[Dataset rows for apps and sites]
---

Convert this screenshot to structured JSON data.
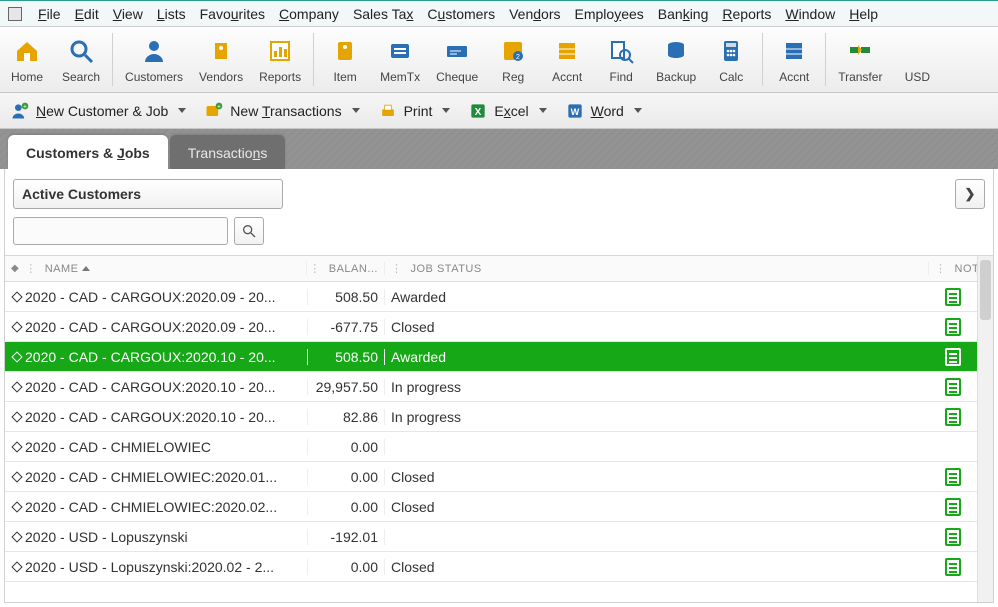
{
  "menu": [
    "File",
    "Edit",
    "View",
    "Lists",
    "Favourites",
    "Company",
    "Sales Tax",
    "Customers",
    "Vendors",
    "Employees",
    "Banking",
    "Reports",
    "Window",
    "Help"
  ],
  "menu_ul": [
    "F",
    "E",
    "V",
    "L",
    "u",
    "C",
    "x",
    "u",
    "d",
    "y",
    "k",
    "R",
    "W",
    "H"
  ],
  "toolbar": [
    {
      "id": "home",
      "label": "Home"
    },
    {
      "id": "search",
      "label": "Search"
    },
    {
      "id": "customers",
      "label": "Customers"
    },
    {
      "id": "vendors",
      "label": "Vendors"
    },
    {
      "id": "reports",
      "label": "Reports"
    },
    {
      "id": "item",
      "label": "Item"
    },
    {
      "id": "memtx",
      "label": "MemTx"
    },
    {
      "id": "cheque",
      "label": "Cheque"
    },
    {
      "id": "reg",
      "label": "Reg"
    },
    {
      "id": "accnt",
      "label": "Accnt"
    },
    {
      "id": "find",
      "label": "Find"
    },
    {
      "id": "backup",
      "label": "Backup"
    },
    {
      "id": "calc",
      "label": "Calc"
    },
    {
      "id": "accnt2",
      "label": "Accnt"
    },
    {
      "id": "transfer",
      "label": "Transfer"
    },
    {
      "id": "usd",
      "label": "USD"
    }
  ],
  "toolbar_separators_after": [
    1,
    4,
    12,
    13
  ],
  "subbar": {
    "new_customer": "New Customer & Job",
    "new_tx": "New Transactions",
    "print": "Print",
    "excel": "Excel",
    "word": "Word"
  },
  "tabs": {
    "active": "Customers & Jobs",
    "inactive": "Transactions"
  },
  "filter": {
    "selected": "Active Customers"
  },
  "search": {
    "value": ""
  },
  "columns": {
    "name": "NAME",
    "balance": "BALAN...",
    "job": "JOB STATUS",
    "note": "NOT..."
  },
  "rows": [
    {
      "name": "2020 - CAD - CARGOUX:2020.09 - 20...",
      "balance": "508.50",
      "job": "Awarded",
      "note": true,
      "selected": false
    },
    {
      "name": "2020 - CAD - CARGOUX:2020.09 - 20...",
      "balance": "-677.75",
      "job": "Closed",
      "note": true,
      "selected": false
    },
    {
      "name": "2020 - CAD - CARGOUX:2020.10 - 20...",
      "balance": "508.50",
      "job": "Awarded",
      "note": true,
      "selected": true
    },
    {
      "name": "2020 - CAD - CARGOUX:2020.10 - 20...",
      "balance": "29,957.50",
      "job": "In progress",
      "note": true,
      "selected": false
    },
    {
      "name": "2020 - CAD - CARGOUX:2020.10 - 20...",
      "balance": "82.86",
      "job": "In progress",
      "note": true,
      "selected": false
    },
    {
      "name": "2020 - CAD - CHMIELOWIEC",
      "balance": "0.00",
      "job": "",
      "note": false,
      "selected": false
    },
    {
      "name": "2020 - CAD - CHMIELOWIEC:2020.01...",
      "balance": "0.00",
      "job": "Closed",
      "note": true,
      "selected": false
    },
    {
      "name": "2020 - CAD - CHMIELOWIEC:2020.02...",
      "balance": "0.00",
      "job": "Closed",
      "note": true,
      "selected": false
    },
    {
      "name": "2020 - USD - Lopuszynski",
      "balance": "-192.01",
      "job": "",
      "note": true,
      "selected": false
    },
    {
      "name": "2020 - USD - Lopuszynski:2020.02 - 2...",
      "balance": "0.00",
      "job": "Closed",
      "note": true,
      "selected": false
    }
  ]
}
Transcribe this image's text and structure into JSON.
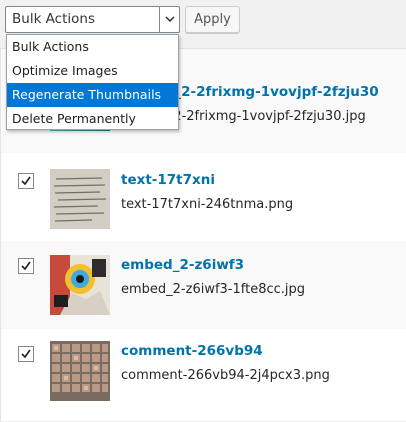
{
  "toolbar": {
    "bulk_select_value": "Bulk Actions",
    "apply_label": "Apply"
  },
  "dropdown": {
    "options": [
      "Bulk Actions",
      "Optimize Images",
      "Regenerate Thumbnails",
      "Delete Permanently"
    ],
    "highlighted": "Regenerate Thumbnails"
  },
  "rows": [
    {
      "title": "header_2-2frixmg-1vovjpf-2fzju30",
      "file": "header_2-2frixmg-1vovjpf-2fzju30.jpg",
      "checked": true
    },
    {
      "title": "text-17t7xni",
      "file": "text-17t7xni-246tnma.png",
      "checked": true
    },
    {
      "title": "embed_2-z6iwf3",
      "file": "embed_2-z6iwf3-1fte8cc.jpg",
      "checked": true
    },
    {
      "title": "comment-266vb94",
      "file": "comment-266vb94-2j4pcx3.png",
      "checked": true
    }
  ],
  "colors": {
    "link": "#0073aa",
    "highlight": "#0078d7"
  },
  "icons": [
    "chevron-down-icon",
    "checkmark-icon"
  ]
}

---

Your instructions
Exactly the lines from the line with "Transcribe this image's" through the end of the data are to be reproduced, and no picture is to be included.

Exercise result
Transcribe this image's text and structure into JSON.
{
  "toolbar": {
    "bulk_select_value": "Bulk Actions",
    "apply_label": "Apply"
  },
  "dropdown": {
    "options": [
      "Bulk Actions",
      "Optimize Images",
      "Regenerate Thumbnails",
      "Delete Permanently"
    ],
    "highlighted": "Regenerate Thumbnails"
  },
  "rows": [
    {
      "title": "header_2-2frixmg-1vovjpf-2fzju30",
      "file": "header_2-2frixmg-1vovjpf-2fzju30.jpg",
      "checked": true
    },
    {
      "title": "text-17t7xni",
      "file": "text-17t7xni-246tnma.png",
      "checked": true
    },
    {
      "title": "embed_2-z6iwf3",
      "file": "embed_2-z6iwf3-1fte8cc.jpg",
      "checked": true
    },
    {
      "title": "comment-266vb94",
      "file": "comment-266vb94-2j4pcx3.png",
      "checked": true
    }
  ],
  "colors": {
    "link": "#0073aa",
    "highlight": "#0078d7"
  },
  "icons": [
    "chevron-down-icon",
    "checkmark-icon"
  ]
}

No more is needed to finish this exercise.